If playing by yourself isn’t boring enough, surely playing with friends would make everything better, right? Yes and no. But mostly no. The Tiger Woods and Masters games made playing with friends, in a customisable Golf Club, possible. There was the added challenge of climbing your way up team-based and worldwide leaderboards, but this iteration of PGA Tour has stripped those finer details away.
Here, Stroke Play is the quickest and most frequently used form of multiplayer, but there are gaping holes in its design. All players can tee off at the same time, and see other players during a shot, but the camera angles available to view other players after completing a hole are poor. Having no dedicated Spectator Mode, with viewpoints at a significant distance away from other players, sucks all of the enjoyment and sledging out of online multiplayer, especially since every hole is virtually silent with no background ambience. The absence of a catchy, up-beat compilation of songs, as opposed to an unwanted selection of orchestral droll, adds to PGA Tour being an uninspired mess.
Of course, there’s also the option to compete in daily and weekly tournaments online, but that’s the extent of the relatively lacklustre multiplayer component. That leaves the game’s final game mode, Night Club Challenge, as the only value-for-money portion of PGA Tour. Here, players must cycle through entire golf courses filled with arcade-style objectives. Some have multiple challenges per hole, like using boosts to add elevation to your shots, or through covering the ball with glue to stop it from bouncing. Stars are awarded for completing these trials with the level design being the mode’s greatest draw. Adding stars to signify players’ level of proficiency isn’t new, but striking balls through coloured rings and putting on greens covered with targets keeps you coming back to this lovely format of play.

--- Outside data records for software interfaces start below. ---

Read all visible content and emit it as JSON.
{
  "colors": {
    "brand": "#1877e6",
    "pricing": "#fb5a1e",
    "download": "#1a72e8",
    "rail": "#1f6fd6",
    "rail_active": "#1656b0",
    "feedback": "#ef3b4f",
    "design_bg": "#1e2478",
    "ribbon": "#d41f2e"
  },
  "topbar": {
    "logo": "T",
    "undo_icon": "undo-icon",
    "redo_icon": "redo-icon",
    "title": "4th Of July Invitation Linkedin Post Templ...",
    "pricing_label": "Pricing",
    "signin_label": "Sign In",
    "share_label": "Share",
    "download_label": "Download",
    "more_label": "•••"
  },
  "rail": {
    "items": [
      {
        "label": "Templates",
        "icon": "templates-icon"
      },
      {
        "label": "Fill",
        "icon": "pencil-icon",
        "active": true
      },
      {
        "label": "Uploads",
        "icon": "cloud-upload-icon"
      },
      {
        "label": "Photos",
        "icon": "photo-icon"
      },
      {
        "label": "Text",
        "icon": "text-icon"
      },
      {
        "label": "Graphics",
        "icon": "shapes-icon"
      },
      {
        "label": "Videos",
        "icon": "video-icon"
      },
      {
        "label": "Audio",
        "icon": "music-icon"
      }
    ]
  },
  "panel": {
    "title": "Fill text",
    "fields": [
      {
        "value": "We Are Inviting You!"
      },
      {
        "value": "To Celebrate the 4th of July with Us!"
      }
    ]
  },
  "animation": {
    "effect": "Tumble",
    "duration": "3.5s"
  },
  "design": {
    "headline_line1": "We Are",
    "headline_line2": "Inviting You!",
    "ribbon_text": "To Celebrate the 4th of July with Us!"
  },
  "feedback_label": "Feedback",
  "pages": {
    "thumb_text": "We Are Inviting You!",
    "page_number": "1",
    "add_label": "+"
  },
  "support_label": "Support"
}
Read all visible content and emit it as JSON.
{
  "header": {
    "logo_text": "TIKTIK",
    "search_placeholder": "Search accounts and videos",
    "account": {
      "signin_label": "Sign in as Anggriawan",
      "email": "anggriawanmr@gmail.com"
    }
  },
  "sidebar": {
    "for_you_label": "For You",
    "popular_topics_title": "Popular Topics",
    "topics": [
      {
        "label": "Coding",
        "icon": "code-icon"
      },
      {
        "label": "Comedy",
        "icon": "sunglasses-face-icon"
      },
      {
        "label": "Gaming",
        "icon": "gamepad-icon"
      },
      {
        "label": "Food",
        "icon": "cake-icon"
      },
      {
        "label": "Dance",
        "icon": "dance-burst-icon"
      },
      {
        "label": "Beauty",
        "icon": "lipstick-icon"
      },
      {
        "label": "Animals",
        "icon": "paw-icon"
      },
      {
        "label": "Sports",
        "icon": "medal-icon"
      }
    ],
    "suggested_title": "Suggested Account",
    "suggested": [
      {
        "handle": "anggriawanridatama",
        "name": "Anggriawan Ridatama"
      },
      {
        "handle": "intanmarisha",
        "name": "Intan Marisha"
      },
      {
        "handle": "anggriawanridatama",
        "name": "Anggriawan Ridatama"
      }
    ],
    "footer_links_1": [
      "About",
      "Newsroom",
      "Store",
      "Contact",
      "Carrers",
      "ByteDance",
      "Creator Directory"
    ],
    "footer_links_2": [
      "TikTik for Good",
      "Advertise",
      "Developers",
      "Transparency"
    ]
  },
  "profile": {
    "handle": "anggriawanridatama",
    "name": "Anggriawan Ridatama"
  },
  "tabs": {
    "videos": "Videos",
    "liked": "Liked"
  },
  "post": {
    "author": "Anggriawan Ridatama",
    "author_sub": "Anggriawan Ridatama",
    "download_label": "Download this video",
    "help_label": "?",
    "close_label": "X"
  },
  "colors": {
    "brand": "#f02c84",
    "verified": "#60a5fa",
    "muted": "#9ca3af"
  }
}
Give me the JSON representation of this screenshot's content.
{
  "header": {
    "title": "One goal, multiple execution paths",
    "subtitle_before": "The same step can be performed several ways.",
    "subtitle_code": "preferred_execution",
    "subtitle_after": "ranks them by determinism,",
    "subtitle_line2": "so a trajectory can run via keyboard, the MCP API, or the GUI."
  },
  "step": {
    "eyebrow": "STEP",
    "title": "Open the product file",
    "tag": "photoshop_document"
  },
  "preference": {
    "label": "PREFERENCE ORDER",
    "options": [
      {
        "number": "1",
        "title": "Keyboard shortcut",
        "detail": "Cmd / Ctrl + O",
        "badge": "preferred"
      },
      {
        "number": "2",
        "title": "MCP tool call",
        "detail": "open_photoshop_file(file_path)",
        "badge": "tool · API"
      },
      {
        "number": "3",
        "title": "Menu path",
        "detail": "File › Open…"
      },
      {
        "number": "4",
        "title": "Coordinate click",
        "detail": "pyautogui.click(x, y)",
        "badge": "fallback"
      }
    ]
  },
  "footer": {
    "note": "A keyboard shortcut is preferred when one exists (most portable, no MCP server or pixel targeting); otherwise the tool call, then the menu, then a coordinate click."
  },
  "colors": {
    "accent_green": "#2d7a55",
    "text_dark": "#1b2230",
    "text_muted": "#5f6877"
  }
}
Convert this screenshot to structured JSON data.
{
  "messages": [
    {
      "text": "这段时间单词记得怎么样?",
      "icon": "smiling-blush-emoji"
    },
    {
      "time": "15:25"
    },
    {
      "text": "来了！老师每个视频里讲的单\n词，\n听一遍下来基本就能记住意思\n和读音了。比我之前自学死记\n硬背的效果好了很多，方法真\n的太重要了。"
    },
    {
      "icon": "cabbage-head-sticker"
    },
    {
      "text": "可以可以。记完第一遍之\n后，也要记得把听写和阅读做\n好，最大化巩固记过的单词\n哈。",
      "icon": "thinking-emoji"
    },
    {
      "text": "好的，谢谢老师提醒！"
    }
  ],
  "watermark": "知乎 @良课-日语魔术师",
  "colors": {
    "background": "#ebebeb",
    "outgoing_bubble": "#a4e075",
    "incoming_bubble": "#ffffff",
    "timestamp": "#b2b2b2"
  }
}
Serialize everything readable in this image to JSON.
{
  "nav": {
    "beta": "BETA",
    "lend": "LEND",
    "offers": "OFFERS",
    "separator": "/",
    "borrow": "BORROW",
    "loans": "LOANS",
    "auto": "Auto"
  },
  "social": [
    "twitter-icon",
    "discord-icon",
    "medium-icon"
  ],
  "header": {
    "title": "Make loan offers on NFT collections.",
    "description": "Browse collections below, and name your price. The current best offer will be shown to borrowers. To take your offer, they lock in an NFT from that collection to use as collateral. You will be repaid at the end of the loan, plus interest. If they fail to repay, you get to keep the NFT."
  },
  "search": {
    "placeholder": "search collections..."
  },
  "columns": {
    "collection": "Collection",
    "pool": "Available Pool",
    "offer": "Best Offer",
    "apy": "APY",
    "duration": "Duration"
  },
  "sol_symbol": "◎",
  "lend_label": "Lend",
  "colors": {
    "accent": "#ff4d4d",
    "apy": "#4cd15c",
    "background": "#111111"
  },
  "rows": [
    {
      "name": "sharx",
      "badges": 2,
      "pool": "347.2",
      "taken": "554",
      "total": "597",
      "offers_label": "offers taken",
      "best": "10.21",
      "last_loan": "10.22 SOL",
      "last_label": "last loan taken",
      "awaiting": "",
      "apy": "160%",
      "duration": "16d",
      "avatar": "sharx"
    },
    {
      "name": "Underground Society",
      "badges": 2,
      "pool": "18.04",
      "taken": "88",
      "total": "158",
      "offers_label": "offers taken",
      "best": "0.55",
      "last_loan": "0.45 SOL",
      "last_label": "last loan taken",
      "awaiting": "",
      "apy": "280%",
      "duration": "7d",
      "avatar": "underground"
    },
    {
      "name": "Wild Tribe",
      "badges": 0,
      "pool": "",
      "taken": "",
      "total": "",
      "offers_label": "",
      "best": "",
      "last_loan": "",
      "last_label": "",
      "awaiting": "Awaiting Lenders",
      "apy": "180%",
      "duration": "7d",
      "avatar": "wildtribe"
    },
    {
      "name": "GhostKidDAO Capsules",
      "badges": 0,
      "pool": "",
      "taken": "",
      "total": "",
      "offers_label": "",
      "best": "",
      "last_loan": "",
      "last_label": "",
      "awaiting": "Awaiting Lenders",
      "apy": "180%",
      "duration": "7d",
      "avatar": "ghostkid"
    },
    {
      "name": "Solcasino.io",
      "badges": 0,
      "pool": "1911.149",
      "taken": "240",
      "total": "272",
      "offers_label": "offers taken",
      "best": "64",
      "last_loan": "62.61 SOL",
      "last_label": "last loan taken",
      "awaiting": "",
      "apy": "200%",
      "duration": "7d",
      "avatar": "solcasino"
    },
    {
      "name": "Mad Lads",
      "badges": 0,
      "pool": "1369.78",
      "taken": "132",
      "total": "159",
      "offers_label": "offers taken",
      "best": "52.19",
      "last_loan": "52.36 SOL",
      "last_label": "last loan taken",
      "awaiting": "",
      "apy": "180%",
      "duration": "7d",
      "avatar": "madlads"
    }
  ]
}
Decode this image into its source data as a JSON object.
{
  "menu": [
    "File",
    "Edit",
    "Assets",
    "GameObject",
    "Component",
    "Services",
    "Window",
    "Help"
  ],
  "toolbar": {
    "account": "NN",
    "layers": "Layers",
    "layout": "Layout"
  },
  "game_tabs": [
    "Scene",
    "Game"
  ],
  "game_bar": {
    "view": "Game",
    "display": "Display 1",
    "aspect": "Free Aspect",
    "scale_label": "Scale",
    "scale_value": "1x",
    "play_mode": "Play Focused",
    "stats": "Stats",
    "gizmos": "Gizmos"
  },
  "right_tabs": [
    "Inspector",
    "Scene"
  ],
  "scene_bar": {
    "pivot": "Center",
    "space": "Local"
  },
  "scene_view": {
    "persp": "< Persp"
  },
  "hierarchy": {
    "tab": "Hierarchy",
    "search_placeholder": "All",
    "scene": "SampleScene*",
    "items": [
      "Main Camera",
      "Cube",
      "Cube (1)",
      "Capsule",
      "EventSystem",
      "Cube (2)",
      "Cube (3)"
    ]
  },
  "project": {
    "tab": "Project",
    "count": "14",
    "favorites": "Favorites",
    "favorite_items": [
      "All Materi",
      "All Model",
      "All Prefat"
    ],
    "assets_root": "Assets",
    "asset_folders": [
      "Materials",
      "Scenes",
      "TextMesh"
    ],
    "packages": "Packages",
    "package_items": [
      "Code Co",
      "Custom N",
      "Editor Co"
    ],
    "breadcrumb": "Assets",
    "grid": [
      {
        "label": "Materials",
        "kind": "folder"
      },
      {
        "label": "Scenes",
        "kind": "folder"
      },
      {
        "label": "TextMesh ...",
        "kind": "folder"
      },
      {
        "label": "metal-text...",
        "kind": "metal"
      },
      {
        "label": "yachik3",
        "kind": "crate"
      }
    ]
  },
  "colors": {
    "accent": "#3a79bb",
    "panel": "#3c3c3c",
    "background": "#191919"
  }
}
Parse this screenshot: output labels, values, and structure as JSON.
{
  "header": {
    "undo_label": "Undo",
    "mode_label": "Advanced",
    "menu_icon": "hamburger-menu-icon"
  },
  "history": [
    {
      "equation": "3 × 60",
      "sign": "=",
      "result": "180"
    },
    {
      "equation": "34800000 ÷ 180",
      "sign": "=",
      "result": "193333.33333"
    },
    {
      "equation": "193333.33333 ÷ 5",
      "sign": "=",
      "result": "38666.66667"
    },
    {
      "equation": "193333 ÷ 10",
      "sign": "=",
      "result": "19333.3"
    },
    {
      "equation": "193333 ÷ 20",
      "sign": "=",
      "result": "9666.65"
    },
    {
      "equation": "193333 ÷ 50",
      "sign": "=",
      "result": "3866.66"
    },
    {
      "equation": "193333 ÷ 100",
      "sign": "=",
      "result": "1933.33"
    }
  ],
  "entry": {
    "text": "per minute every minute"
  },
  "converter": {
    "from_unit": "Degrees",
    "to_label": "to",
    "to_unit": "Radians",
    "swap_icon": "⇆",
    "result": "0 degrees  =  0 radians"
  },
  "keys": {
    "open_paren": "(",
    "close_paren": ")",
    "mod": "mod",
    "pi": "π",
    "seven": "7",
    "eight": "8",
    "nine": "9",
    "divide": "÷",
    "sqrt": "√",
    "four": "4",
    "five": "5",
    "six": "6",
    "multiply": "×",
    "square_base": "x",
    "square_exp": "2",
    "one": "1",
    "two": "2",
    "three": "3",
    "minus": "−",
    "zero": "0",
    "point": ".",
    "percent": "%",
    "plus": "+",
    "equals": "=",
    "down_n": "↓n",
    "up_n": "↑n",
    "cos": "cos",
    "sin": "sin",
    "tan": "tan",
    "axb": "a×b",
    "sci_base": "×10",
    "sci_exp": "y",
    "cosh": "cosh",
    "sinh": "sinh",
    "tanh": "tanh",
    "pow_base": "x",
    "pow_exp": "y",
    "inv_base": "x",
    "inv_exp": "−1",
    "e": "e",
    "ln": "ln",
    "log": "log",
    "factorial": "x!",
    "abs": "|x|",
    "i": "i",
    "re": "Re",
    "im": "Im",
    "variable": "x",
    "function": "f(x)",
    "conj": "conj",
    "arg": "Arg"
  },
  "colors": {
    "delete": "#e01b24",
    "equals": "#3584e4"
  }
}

Unfortunately, there are not a lot of positives here. PGA Tour feels like a half-finished game, as though EA Sports thought that by slapping a hot topic player on their golf franchise, they could save it from the sand trap. It is lacking polish in virtually every department, and the game ultimately looks and feels like a demo meant for the last generation of consoles. Rory McIlroy PGA Tour fails to live up to its namesake, having little recognition or relevancy in this bare-bones offering of golfing nonsense.
Hayden played PGA Tour for 22 hours, trying to convince himself that this was, in fact, a current-gen game. He now looks forward to playing pretty much anything else.
A very hazardous lie
Rory McIlroy PGA Tour is buried deep in the bunker with a tough approach.